Learning Center Search Results
Showing 1-3 of 3 results
This is the twenty-fourth Security Service records release and contains 196 files, bringing the total number of its records in the public domain to more than 4,300. As with previous releases, around 80% of the records are personal files relating to individuals (KV 2), with a small number of subject files (KV 3), policy files (KV 4), organisation files (KV 5) and list files (KV 6). The files cover subjects from the pre-war period, the Second World War and the post-war period, dealing with a range of groups and subjects. We apologise for the poor sound quality during the first few minutes of the recording.

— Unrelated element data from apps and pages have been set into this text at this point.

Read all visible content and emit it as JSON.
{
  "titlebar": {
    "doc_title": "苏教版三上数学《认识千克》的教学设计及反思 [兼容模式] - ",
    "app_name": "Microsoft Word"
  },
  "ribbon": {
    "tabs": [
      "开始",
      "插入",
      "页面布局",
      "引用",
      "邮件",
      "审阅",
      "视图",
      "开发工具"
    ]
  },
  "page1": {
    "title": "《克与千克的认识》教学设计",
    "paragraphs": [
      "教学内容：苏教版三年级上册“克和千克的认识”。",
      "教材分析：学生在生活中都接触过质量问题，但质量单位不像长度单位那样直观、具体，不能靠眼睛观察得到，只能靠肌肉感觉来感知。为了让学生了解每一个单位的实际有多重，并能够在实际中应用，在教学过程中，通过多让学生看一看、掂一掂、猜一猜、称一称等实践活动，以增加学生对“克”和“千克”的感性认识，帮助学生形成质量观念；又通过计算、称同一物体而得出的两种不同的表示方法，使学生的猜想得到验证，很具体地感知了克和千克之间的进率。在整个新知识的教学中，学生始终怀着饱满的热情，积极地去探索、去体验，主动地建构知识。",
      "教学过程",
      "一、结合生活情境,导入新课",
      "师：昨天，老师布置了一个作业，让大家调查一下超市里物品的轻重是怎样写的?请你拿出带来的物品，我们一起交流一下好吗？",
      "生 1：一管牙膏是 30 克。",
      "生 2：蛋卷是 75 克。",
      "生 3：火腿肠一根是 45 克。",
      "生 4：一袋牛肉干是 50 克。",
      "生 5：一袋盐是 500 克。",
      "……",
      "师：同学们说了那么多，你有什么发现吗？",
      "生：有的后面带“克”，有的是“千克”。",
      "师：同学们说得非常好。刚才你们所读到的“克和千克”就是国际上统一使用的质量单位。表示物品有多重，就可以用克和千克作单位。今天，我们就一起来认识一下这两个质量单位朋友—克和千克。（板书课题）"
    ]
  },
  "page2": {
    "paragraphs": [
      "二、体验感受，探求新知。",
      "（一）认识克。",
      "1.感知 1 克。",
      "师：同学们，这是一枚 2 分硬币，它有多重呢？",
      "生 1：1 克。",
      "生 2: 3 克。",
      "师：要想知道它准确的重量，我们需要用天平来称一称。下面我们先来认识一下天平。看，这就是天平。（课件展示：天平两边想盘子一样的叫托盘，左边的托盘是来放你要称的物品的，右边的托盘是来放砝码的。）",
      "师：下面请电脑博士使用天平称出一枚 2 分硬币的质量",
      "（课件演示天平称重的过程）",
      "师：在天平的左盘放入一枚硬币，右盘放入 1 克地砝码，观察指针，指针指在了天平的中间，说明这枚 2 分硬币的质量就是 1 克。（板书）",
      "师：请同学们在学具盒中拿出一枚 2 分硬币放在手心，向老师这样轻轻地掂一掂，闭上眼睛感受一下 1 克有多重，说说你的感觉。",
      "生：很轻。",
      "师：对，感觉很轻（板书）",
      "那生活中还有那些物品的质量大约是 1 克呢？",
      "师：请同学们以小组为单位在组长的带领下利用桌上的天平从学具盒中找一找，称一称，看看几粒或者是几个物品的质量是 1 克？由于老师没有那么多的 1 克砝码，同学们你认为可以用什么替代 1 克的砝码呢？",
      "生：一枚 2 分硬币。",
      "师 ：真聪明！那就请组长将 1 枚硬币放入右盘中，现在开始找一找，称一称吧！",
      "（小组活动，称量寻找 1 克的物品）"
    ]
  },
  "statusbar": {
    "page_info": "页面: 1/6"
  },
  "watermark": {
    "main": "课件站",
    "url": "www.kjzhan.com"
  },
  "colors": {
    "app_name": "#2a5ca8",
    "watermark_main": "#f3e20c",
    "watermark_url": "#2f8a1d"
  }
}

Professor Christopher Andrew introduces the 27th Security Service records release containing 171 files, bringing the total number of Security Service records at The National Archives to more than 4,896. As with previous releases, around three quarters of the records are personal files relating to individuals (KV 2), with the remainder a combination of subject files (KV 3), organisation files (KV 5) and list files (KV 6). The records cover a range of subjects and span the inter-war, Second World War and post-war eras.
This talk introduces the biggest battle of the Wars of the Roses, described as 'The largest, longest, bloodiest and most murderous battle ever fought in Britain'. It was the decisive clash in a snowstorm at Towton in Yorkshire on 29 March 1461. A new English dynasty came to the throne with Edward IV's victory, but more Englishmen may have died at Towton than on the first day of the battle of the Somme. The talk outlines the events of that day, looking at some of The National Archives' sources for the battle and examines the participants' motivations. Dr. James Ross is a medieval records specialist at the National Archives. He has a particular interest in the politics of the Wars of the Roses, and the nobility and gentry during the period.